** INFORMATION GIVEN follows **

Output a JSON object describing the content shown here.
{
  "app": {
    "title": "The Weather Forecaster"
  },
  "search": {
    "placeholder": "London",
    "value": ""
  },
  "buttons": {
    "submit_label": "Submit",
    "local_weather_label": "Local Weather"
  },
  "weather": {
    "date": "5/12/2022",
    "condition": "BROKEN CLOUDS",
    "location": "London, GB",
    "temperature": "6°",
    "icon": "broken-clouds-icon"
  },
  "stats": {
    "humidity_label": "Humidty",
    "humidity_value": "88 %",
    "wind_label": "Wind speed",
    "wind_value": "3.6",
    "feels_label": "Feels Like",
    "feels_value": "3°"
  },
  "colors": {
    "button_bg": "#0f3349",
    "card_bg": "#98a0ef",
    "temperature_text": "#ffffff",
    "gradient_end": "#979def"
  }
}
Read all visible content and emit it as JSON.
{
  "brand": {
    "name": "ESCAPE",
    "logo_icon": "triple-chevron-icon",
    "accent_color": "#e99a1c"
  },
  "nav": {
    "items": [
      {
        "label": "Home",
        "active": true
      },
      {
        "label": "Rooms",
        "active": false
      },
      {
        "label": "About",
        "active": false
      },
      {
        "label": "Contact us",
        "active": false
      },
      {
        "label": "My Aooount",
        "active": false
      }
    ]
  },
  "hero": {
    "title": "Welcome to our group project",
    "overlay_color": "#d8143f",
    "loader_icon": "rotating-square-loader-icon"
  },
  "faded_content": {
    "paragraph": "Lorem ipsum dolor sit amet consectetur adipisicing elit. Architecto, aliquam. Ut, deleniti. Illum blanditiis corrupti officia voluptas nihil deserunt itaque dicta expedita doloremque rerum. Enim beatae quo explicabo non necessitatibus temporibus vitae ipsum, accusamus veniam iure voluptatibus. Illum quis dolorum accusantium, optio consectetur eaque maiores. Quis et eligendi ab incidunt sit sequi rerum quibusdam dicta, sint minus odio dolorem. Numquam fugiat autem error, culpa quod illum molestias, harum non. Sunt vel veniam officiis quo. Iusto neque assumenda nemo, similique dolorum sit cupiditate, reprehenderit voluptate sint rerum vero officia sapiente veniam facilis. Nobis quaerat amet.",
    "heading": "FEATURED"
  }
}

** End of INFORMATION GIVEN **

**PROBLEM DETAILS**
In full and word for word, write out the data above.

**RESULT OF THIS EXERCISE**
Output a JSON object describing the content shown here.
{
  "app": {
    "title": "The Weather Forecaster"
  },
  "search": {
    "placeholder": "London",
    "value": ""
  },
  "buttons": {
    "submit_label": "Submit",
    "local_weather_label": "Local Weather"
  },
  "weather": {
    "date": "5/12/2022",
    "condition": "BROKEN CLOUDS",
    "location": "London, GB",
    "temperature": "6°",
    "icon": "broken-clouds-icon"
  },
  "stats": {
    "humidity_label": "Humidty",
    "humidity_value": "88 %",
    "wind_label": "Wind speed",
    "wind_value": "3.6",
    "feels_label": "Feels Like",
    "feels_value": "3°"
  },
  "colors": {
    "button_bg": "#0f3349",
    "card_bg": "#98a0ef",
    "temperature_text": "#ffffff",
    "gradient_end": "#979def"
  }
}
Read all visible content and emit it as JSON.
{
  "brand": {
    "name": "ESCAPE",
    "logo_icon": "triple-chevron-icon",
    "accent_color": "#e99a1c"
  },
  "nav": {
    "items": [
      {
        "label": "Home",
        "active": true
      },
      {
        "label": "Rooms",
        "active": false
      },
      {
        "label": "About",
        "active": false
      },
      {
        "label": "Contact us",
        "active": false
      },
      {
        "label": "My Aooount",
        "active": false
      }
    ]
  },
  "hero": {
    "title": "Welcome to our group project",
    "overlay_color": "#d8143f",
    "loader_icon": "rotating-square-loader-icon"
  },
  "faded_content": {
    "paragraph": "Lorem ipsum dolor sit amet consectetur adipisicing elit. Architecto, aliquam. Ut, deleniti. Illum blanditiis corrupti officia voluptas nihil deserunt itaque dicta expedita doloremque rerum. Enim beatae quo explicabo non necessitatibus temporibus vitae ipsum, accusamus veniam iure voluptatibus. Illum quis dolorum accusantium, optio consectetur eaque maiores. Quis et eligendi ab incidunt sit sequi rerum quibusdam dicta, sint minus odio dolorem. Numquam fugiat autem error, culpa quod illum molestias, harum non. Sunt vel veniam officiis quo. Iusto neque assumenda nemo, similique dolorum sit cupiditate, reprehenderit voluptate sint rerum vero officia sapiente veniam facilis. Nobis quaerat amet.",
    "heading": "FEATURED"
  }
}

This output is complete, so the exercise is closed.